The Carytown neighborhood has played quite an important role in providing space for the RVA LGBTQ community over the past several decades. However, in light of Carytown’s growth in recent years to become one of the major commercial districts in the city, that sort of history might not be visible to the naked eye. Luckily for us, there’s a great opportunity to learn all about the important LGBTQ history that took place on those streets, both before and after it became an in-demand shopping destination.
This Sunday afternoon, Beth Marschak, the Valentine History Center‘s master tour guide, will conduct an LGBTQ-focused historical walking tour of Carytown. Marschak has plenty of personal history with the neighborhood, which she draws from as material for the tour. “I grew up here, and went to Carytown myself starting in the 70s,” she says. “Some things I know from experience, and other things that date from the 60s I’ve learned from just being around the community.” She mentions that she even got a few tips on facebook, helping further prove that the murky world of social media does still have some redeeming qualities.
Speaking to GayRVA over the phone, Marschak set the scene for us with some fascinating historical detail. “It was illegal to sell alcohol to known homosexuals in the state of Virginia until 1991,” she said. “It was also illegal for a known homosexual to sell alcohol.” Therefore, she explained, the gay and lesbian bars of the era had a great deal to fear from police raids. “Several bars were closed that way over the years,” she adds.
This legal dilemma helped bring organized crime into the picture. In particular, it gave local organized crime figure Leo Joseph Koury the opportunity to make a whole bunch of money at the LGBTQ community’s expense. Later ending up on the FBI’s 10 Most Wanted List due to two 1979 murders, Koury originally made his fortune by helping to open and maintain various gay bars. “He had part ownership in several clubs, and many he didn’t own paid him for protection,” Marschak said.
One particular location run by Koury, The Dialtone, was located in the shopping center that until recently housed the Carytown Martins. Before Martins bought it out, the store had been a Ukrops location. The Ukrop family were known for their conservative Christian beliefs and enacted them through their business, most obviously symbolized by their remaining closed on Sundays. “Now I can’t prove this,” Marshak told us. “But it is said by a lot of people that Ukrops went into that shopping center on the condition that there be no gay establishments on the premises.” As you can imagine, the Dialtone did not fare well under such scrutiny, and was soon out of business.
Marschak’s walking tour will spotlight the location of many former gay and lesbian bars within Carytown, almost all of which are gone now (Babe’s obviously being the only holdout). But there are many other important locations on the itinerary. She mentions the former location of Commonwealth Professional Services, which provided important counseling assistance for pioneering LGBTQ groups within the city, as well as the former Biff’s Books, which was the only place in Richmond to stock gay literature and newspapers in decades past.

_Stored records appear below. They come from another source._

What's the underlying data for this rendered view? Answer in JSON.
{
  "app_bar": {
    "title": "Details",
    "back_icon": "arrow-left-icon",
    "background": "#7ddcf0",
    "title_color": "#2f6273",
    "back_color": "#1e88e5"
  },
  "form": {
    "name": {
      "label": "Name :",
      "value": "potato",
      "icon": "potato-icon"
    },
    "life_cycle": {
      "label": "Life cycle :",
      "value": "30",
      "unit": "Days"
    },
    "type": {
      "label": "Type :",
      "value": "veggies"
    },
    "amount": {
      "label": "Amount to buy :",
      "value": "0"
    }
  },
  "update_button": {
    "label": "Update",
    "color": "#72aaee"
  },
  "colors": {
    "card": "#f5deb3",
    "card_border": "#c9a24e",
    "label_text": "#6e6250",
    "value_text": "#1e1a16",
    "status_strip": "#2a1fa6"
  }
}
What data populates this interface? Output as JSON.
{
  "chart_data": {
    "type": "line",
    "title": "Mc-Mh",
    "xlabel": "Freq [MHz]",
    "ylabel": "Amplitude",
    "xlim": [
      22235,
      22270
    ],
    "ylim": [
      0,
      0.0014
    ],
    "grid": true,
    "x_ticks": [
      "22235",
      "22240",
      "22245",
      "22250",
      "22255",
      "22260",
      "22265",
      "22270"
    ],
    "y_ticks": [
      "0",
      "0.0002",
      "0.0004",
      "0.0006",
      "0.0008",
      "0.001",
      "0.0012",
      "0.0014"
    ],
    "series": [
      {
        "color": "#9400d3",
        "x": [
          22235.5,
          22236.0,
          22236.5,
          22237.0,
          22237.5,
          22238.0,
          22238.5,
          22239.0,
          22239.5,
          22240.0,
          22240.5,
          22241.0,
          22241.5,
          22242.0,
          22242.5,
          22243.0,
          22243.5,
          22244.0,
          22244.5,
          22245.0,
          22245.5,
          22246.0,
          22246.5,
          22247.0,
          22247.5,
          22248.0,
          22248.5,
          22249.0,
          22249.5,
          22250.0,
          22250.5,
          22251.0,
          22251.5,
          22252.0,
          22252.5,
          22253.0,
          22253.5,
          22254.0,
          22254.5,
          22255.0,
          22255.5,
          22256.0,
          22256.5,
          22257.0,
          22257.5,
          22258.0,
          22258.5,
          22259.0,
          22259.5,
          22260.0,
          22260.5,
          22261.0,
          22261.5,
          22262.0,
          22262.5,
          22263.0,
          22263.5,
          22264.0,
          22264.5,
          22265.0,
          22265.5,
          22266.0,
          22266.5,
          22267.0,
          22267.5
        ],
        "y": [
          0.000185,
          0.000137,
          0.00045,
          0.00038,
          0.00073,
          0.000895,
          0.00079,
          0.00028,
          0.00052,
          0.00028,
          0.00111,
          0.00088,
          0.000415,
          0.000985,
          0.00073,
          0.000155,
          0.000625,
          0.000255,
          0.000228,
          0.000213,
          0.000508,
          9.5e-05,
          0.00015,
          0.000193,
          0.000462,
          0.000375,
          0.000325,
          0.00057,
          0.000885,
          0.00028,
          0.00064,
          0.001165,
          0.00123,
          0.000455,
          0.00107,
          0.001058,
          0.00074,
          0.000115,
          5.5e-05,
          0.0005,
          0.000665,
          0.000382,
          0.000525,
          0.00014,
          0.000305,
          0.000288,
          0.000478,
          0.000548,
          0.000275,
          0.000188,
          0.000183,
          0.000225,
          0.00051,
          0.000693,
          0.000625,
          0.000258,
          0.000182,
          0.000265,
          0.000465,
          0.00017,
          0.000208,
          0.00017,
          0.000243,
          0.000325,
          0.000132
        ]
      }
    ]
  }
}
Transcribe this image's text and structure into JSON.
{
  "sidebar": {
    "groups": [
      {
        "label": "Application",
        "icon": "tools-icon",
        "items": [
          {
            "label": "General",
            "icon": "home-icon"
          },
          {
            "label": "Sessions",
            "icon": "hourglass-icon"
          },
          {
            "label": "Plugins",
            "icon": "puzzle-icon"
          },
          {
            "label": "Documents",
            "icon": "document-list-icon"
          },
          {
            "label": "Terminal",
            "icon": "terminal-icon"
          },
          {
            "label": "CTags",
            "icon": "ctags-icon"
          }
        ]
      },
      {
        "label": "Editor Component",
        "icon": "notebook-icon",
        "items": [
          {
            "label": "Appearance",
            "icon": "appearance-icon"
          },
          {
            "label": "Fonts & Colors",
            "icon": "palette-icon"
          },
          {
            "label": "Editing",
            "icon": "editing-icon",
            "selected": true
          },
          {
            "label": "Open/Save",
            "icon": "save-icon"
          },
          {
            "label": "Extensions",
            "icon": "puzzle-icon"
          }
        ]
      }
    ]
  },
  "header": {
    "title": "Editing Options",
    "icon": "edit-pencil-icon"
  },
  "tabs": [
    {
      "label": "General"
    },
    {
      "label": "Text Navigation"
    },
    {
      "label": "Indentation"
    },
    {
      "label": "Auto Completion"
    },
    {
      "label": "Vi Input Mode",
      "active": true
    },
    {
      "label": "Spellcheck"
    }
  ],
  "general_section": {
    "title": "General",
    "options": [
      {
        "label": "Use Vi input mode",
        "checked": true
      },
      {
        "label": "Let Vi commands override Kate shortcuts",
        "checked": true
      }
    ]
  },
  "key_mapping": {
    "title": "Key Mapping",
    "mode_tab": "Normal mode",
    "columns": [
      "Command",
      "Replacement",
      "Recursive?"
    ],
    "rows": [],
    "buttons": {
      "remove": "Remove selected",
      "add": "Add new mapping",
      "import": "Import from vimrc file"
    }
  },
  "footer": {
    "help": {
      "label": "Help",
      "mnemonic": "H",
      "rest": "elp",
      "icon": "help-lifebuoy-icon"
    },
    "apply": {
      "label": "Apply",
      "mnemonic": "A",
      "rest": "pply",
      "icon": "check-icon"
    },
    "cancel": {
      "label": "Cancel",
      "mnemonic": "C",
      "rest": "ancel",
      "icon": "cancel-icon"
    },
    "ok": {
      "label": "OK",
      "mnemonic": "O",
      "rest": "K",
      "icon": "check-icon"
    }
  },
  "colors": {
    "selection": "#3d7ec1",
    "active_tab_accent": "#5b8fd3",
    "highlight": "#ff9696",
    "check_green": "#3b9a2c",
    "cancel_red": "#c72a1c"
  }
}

The walking tour will begin at Nacho Mama’s, which has significance on the tour due to its being owned by openly gay local businessman Raul Cantu. It will reach its end at the Byrd Theatre, on the other end of Carytown. Attendees will be given an in-depth tour of this historic establishment, which has in more recent years played host to everything from John Waters live appearances to Transgender Day Of Remembrance services. And rest assured, we haven’t even scratched the surface of all the locations that will be spotlighted inbetween.
With all of the current LGBTQ-related issues causing controversy today, Marschak feels that this tour is an important reminder of what our community has already endured to get here. “It’s good for people to know that, at various times, the community has faced a lot of challenges,” she said. “The current political trends have made people comfortable expressing bigotry–racism, sexism, homophobia, transphobia–in ways they haven’t been since the 50s. It’s good to know that in the past, organizing supported the community, so that when anyone is attacked, we can all respond. People don’t have to deal with it by themselves.”
The Carytown LGBTQ History Walking Tour will take place from 2 until 4 PM on Sunday, August 20. Meet at Nacho Mama’s, located at 3449 W. Cary St, at 2 PM. Tickets are $15 for the general public, $5 for Valentine members. For more information, contact Beth Marschak at firstname.lastname@example.org, or call the Valentine: 804-649-7011.